Lazy Veggies, Part I: Nuked tomatoes and zucchini

A word of warning: This is the first of a series of messages which will thoroughly and entirely bereave you of any and all excuses to skimp on your daily rations of vegetables. These tasty recipes are so easy you can literally set them up while cooking spaghetti with canned tomato sauce and not lose any time. (And before you ask: no, canned tomato sauce does not count as a serving of vegetables…)

Microwaving is not only a convenient and quick way of preparing vegetables, but also a particularly healthy one, since the cooking time is minimal and there is no loss of nutrients from drained-off cooking water (see Wikipedia).

Source public domain Difficulty trivial does not even begin to describe it Time 2–5 min for preparation; 3–7 min for microwaving Serves 1–2 as a side dish

Freshly nuked tomatoes with a very conservative amount of cheese. ;o)

Ingredients

  • 1 large zucchini or 4 tomatoes or an equivalent volume of cherry tomatoes
  • grated cheese
  • pepper
  • (optional: garlic)

If you have access to Swiss cheese, I heartily recommend Gruyère. It may be called Greyerzer or Graviera depending on where you buy it. In the Netherlands, we make do with Dutch cheese (Gouda, Jong Belegen), which works well too. The recipe should work with almost any kind of grated cheese, though (or solid cheese that you grate yourself). Be aware that some cheeses (like Parmesan) are very salty; don’t overdo it with those.

As for pepper, I recommend getting whole black peppercorns and grinding them fresh. Stores often sell peppercorns in little jars with convenient built-in mills.

Depending on where you live, it might be hard to get good tomatoes. The big ones in particular may be bred for size and shelf life at the cost of taste. If you can, buy tomatoes with the green stalks still attached; those are usually fresher and tastier. Cherry tomatoes may also be a solution if you can’t find tasty regular-sized ones.

Preparation

If you’re going for the zucchini, peel it and quarter it lengthwise. Chop the zucchini sticks into slices or keep them whole as you prefer. The former lets you get away with less cheese if you’re watching your calories, whereas the latter lets you get away with more cheese if you love cheese like I do.  ;o)

If the zucchini are from organic production or you have other reasons to trust they’re not covered in pesticides, you can just wash rather than peel them.

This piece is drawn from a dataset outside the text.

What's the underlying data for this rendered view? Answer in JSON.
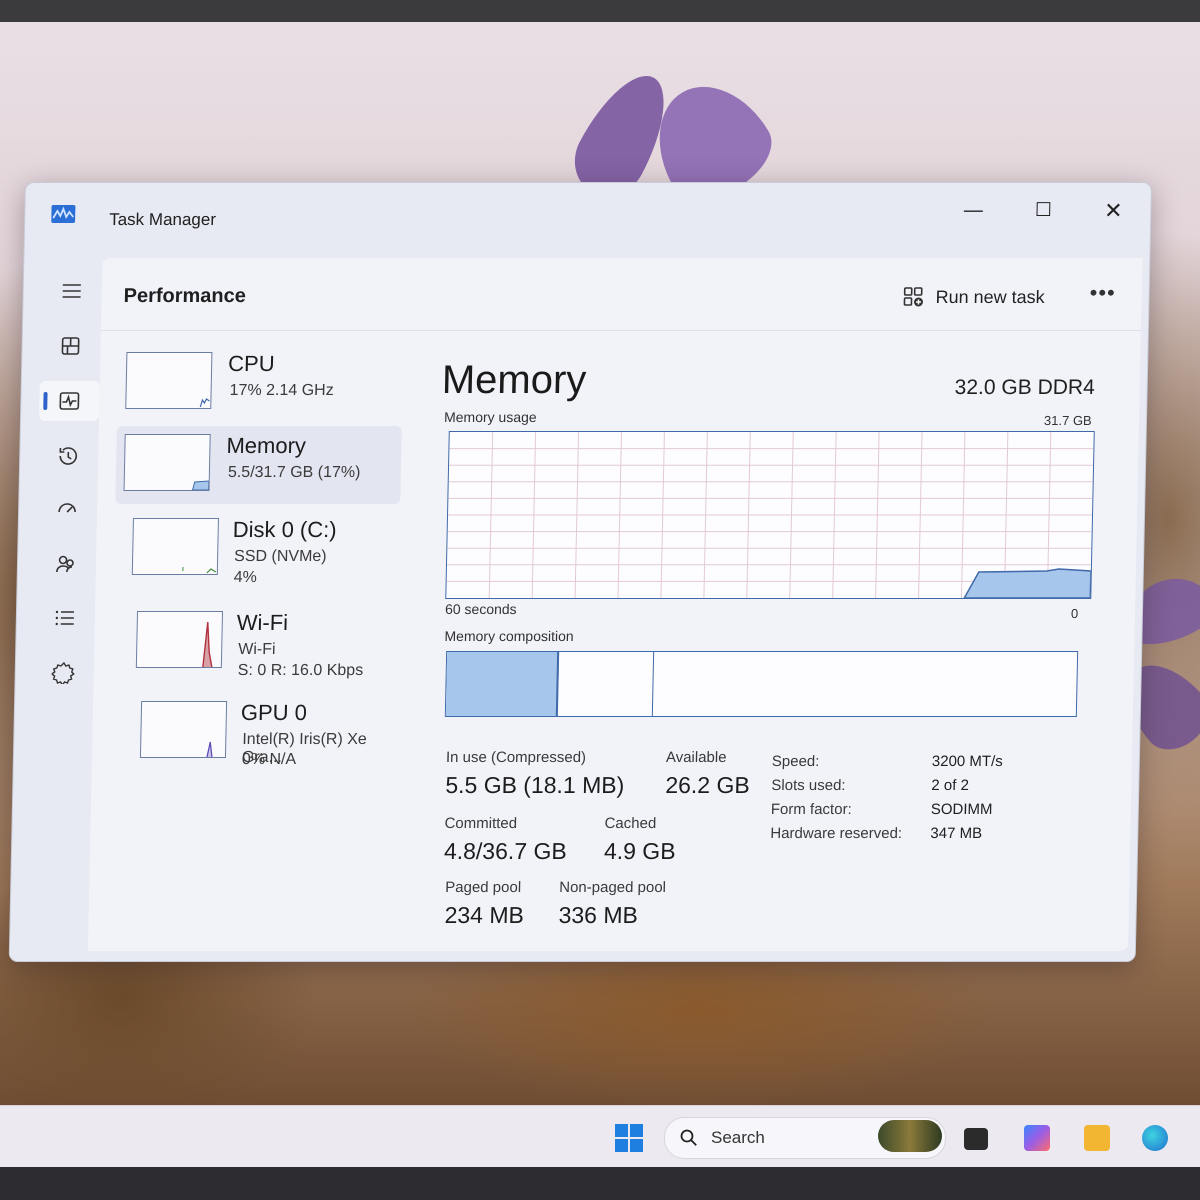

They retain more of their taste that way, and look prettier, too.

Arrange the zucchini on a microwave-proof plate (or use an oven form to be on the safe side), cover it with grated cheese, and grind some black pepper over it. Depending on your choice of cheese, you might also need some salt.

Put it in the microwave for 5–7 minutes until the zucchini is cooked and the cheese is melted and a little browned. Not only does the cheese add delicious flavor, but it also protects the zucchini from drying up in the cooking process. Ding — you’re done!

With tomatoes, the recipe pretty much stays the same. Just wash them, cut out a wedge from the top to remove the green spike, and proceed at before. If you like, peel a clove of garlic, cut it into thin slices, and place them into the exposed tops of the tomatoes. I like to cut two wedges cross-wise into each tomato so as to spread around the garlicky goodness. Put on the cheese after the garlic so it won’t dry out in the microwave.

For tomatoes, it’s important to use a soup bowl or an oven form, since they’ll lose some coherency and leave a soggy (albeit delicious) mess around them. They also require less cooking time than zucchini; 3–5 minutes should be enough.

Of course, you can combine both tomatoes and zucchini if you like.

This dish works as a tasty, vitamin-rich side for just about any main dish.

Variations

We’ve been nuking these veggies for years and never tire of them, but I’m sure there’s plenty more combinations that work. Eggplant perhaps, or squash…? As usual, go forth and experiment, then tell us your findings!

Advertisements

3 thoughts on “Lazy Veggies, Part I: Nuked tomatoes and zucchini

  1. Pingback: Aglio, olio, et al. (-io) | a nerd walks into a kitchen

Leave a Reply

Fill in your details below or click an icon to log in:

WordPress.com Logo

You are commenting using your WordPress.com account. Log Out / Change )

Twitter picture

You are commenting using your Twitter account. Log Out / Change )

Facebook photo

You are commenting using your Facebook account. Log Out / Change )

Google+ photo

You are commenting using your Google+ account. Log Out / Change )

Connecting to %s